Achieving Full Citizenship: An Institutional Approach to the Political Incorporation of Immigrants and Refugees in the United States and Canada

Irene Hanneke Ina Bloemraad
Sociology, Harvard University - UNITED STATES, 2003
May, 2003
Doctoral thesis

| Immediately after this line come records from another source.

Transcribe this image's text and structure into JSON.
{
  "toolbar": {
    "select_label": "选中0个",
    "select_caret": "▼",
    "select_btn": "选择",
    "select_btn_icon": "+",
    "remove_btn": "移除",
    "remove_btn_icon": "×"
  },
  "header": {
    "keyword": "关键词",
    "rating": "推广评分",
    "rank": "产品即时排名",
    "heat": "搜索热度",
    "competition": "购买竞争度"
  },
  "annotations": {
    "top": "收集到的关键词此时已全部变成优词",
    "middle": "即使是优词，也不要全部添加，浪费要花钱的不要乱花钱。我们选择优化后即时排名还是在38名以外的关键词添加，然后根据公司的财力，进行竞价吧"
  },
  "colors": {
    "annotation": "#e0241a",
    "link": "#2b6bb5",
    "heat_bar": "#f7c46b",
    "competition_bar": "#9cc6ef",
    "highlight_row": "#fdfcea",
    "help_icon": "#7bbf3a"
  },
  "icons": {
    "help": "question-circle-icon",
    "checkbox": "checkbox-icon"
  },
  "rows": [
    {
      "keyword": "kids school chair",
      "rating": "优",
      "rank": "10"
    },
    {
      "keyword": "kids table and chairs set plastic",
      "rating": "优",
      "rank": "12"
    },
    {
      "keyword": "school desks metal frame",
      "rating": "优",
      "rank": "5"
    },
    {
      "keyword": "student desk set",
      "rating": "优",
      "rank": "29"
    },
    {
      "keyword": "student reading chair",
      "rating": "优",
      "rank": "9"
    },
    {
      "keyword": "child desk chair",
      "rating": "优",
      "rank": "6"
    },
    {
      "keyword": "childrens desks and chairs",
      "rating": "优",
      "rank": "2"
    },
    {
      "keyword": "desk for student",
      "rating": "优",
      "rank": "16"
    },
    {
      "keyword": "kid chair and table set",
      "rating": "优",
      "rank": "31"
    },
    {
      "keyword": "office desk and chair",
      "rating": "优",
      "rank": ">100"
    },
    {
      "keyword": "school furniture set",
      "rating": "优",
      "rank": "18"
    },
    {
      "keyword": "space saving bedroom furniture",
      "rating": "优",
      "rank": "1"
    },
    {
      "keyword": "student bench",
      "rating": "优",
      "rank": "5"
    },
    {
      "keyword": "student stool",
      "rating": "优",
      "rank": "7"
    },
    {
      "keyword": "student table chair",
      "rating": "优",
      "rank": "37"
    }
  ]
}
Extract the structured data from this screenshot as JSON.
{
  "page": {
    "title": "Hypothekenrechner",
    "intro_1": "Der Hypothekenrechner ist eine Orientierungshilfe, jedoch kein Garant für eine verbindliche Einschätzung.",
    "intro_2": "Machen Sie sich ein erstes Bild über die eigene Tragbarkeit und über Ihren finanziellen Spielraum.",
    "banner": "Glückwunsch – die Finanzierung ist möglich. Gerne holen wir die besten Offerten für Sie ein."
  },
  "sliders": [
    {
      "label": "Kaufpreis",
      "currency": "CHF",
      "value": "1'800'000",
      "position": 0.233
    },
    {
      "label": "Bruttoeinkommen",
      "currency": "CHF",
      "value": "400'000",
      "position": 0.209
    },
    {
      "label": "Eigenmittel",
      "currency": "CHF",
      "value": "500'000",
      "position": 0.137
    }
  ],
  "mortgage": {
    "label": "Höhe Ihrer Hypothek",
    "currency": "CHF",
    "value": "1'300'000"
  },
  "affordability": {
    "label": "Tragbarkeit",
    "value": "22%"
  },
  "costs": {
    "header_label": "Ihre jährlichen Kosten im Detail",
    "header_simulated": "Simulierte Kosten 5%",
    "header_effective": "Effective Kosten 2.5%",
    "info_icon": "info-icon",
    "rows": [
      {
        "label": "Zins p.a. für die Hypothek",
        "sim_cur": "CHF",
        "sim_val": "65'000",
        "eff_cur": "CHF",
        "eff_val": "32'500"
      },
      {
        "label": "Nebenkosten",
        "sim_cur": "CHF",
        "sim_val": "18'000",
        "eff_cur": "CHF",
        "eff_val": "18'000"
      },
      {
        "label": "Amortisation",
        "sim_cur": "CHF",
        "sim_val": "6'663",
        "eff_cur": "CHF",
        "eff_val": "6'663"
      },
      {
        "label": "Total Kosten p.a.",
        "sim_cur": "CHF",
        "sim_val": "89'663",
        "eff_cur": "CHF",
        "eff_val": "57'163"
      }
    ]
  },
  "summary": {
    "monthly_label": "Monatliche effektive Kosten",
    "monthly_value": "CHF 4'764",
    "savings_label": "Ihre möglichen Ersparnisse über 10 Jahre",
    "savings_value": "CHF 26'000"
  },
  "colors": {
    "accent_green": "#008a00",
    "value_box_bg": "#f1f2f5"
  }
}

How do immigrants and refugees achieve full citizenship in their adopted country? Borrowing from theories of neo-institutionalism and the literature on social movements, I argue that immigrants, as outsiders, must mobilize themselves to become politically incorporated, but that mobilization dynamics are nested within the broader political and social institutions of the receiving society. In particular, I propose that newcomer settlement and diversity policies affect the process and outcome of political incorporation. Such policies create interpretative effects that shape immigrants' understanding of citizenship, and they provide material resources that can enhance newcomers' ability to mobilize by increasing organizational capacity and opportunities for leadership, I substantiate my argument with a study of four communities--Portuguese immigrants and Vietnamese refugees in Toronto and Boston--that relies on 147 qualitative interviews, documentary materials from ethnic organizations and government, and U.S. and Canadian census data. Given Canadian policies of official multiculturalism and newcomer settlement, we would expect greater political incorporation by immigrants in Canada than in the United States. Conversely, the existence of a U.S. refugee resettlement policy means that we should see fewer cross-national differences among refugees, but greater differences in political incorporation between refugee and non-refugee populations in the United States. I look at three indicators of political incorporation, naturalization, advocacy and immigrants' election to political office, and find that these hypotheses are largely born out. Problems of political incorporation might have less to do with the immigrants we receive than the reception we give them.